When you plug “beginner cyclist training program” into Google, you get 7,900,000 results! I admit that I didn’t look at all of them.
I found a well-laid out program on cyclistweekly.com. The schedule is 10-week increments that get progressively more difficult similar to the Couch to 5K program. It begins with a 45-minute ride at an easy pace and ends with a 3.5-hour endurance ride.
For the first five weeks, the program focuses on building your general level of capability. There are cross-training exercises where you don’t ride at all. I’m glad to see this because it means that our running is reinforcing our cycling and vice versa.
You’ll find a link to this Cycling Training Plan For Beginners at trailfamily.blog if you are interested in this specific one.
The Cyclist Weekly program requires some time investment at 6-8 hours per week. It also assumes that you exercise a few days each week before beginning.
I searched for a lower-intensity program and found Average Joe Cyclist’s Beginner Cyclist Training Plan: Phase 1 and Phase 2. The first phase is for absolute beginners and requires only three days on the bike each week.
The Average Joe program emphasizes rest days so that your body can recover and you won’t burn out. The end goal for Phase 1 is biking for a continuous hour.
Cardiac Training Zones
Both of the above workouts utilize Cardiac Training Zones to measure your exertion. The programs specify in which zone you should operate for each ride.
If you don’t have heart rate monitoring in your smartwatch or fitness band, you can estimate your zone based on your perceived exertion. Zone 1, for example, is 40-45% of your maximum heart rate. You feel like you’re extending almost no effort. Zone 2 is 46-50% of your max heart rate. You may break a sweat but can carry on a conversation without losing your breath. There are 7 Zones on the chart that tops out at 85% of your max heart rate.

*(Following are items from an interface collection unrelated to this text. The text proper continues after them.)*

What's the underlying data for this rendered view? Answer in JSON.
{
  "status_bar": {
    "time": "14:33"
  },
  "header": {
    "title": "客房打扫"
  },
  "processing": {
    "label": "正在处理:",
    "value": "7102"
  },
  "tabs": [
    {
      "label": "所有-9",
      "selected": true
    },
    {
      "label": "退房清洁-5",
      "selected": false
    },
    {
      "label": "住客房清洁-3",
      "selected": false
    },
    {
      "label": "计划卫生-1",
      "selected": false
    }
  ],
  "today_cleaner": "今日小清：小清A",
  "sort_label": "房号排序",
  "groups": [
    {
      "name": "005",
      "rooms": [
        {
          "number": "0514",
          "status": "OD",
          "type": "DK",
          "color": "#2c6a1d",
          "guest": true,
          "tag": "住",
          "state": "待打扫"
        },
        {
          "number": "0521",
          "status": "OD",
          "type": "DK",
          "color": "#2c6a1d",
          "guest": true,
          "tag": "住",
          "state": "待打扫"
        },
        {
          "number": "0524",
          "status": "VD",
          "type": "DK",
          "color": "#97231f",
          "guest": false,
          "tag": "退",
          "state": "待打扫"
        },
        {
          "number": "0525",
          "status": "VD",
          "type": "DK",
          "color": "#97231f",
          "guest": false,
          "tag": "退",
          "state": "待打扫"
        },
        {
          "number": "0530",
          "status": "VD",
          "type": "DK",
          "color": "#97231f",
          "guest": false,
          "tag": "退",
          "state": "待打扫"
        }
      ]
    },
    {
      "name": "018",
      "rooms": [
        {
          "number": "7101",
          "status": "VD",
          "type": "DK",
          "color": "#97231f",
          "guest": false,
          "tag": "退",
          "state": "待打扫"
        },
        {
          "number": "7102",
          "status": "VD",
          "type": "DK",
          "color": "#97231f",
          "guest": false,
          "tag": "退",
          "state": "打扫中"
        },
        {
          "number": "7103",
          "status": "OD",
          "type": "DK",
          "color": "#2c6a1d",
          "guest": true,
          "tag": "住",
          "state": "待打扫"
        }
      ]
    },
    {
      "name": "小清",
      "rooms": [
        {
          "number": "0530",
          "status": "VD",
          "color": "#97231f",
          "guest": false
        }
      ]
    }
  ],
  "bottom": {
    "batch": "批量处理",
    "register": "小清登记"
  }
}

While we are working on our Couch to 5K program, I want to implement a bike training program. Our running can be the cross-training days for the bike workouts. The two suggestions above are worth exploring if you want to improve your fitness through cycling. I’d love to see you all out on the trail! Tag me on Instagram @trailfamilylife or Facebook TrailFamily.